CFDs are complex financial instruments and come with a high risk of losing money rapidly due to leverage. You should consider whether you understand how CFDs work, and whether you can afford to take the high risk of losing your money. CFDs are complex financial instruments and come with a high risk of losing money rapidly due to leverage. You should consider whether you understand how CFDs work, and whether you can afford to take the high risk of losing your money.

Choosing a market for CFD trading

Lesson 2 of 6

Trading CFDs on shares

Share CFDs tend to be a more accessible way to deal on shares compared to traditional trading, particularly in terms of the way you take a position and the costs involved.

The mechanics of dealing

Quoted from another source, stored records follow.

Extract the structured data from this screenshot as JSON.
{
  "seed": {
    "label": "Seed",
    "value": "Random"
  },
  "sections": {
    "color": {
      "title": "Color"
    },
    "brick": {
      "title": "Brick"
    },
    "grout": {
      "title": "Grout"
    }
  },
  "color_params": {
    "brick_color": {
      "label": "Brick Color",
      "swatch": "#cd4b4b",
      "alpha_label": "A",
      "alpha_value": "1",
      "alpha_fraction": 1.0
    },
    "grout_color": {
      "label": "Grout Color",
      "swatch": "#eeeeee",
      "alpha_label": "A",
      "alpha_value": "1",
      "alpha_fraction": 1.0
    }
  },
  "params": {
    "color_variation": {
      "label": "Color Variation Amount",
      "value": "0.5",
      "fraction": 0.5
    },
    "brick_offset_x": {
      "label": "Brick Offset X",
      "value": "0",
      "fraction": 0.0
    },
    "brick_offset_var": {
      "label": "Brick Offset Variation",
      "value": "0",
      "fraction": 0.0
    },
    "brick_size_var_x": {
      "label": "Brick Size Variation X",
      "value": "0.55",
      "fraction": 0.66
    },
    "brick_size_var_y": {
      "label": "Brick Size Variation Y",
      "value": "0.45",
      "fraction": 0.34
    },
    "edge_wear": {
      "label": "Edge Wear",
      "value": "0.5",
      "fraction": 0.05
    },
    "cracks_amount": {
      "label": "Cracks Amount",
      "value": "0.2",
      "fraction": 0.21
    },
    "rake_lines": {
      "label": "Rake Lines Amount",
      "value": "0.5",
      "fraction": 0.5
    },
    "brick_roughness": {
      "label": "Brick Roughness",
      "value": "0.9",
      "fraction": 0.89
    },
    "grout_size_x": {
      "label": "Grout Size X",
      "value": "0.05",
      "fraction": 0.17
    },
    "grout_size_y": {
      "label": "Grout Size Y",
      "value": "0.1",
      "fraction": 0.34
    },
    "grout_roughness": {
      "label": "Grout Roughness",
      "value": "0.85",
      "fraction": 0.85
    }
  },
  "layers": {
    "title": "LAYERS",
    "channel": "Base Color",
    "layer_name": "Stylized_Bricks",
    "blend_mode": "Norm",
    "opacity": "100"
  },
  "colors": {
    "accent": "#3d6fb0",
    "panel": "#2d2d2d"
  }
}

With traditional shares trading you buy and sell the shares outright for a particular market price. Share CFDs, however, do not involve owning the actual share and are instead traded in standardised contracts. The contract size is usually representative of one share in the company you are trading. Eg to open a position that mimics buying 500 shares of Apple, you’d buy 500 Apple CFD contracts.

CFD trades are always in the same currency as the underlying asset. So since Apple is a US stock, the CFD price is quoted in dollars. If dollars aren’t the base currency on your account, there may be a currency conversion charge to change any profit you make into your usual currency. At IG our standard charge is 0.5%, and we’ll normally make the conversion automatically.

The costs

In traditional trading, you generally go through a broker who buys or sells the shares on your behalf. Your broker will trade the shares at the current buy or sell price available in the underlying market and then charge a commission, based on the value of the shares.

When trading share CFDs, the costs of dealing are designed to mimic trading in the underlying market. Providers will match the buy and sell prices of the underlying market and charge a small commission fee when you open and close a trade.

Here are some examples of the standard IG commission fees, per region, for share CFDs:

Market Commission per side Min charge (online) Min charge (phone)
UK (FTSE 350) 0.10% £10 £15
UK (non-FTSE 350) 0.35% £10 £15
US 2 cents per share $15 $25
Euro 0.10% €10 €25


You can find information for all markets in our product details.

Example

For example: Let’s say A plc – a major UK stock – is trading in the underlying market at a sell price of 2015 and a buy price of 2017 (equivalent to £20.15 and £20.17). Your provider offers the shares at market price, but charges 0.1% commission on the full value of the position.

So if you decided to ‘buy’ 1000 shares as a CFD, the final charge would be calculated as 1000 x £20.17 x 0.1% = £20.17

Going short

When trading CFDs it’s generally easier to go short on shares than it is via traditional trading – again because you are speculating on the share price, rather than physically buying and selling the shares themselves.

In CFD trading, you can simply open a ‘sell’ position on your chosen market, which is just as straightforward as buying. To profit from a falling stock price in traditional shares trading, you would have to commission a broker to borrow and then sell the shares on your behalf. You can find out more about that process in the ‘How trading works’ course.

Leverage vs non-leverage

With share CFDs, your outlay to take a position is much lower than it would be if you bought shares in the traditional way, as CFDs are a leveraged product. This means that when you place a trade equivalent to buying, say, £1000 of shares, you might only need to put up a deposit – also known as margin – of 5%, or £50, rather than the full sum. You can find out more about leverage in the ‘Orders, execution and leverage’ course.

However, it’s important to remember that your potential loss is the same whether you trade the underlying shares or place a CFD trade. In the example above, if the worst happens and the share becomes completely worthless, your maximum possible loss is £1000 in both cases.

Lesson summary

  • When you trade share CFDs, you buy or sell a certain number of contracts in your chosen company and this mimics buying shares in the underlying market
  • Your deal will normally be in the same currency as the underlying asset, meaning you may have to convert any profits to your base currency
  • When you trade share CFDs, the cost of dealing is a small commission fee when you open and close your position
  • As you never actually own the shares, CFD trading enables you to profit from falling markets as well as rising ones
  • Because CFDs are a leveraged product, you can put up a fraction of the total cost of the shares and gain the same exposure
Lesson complete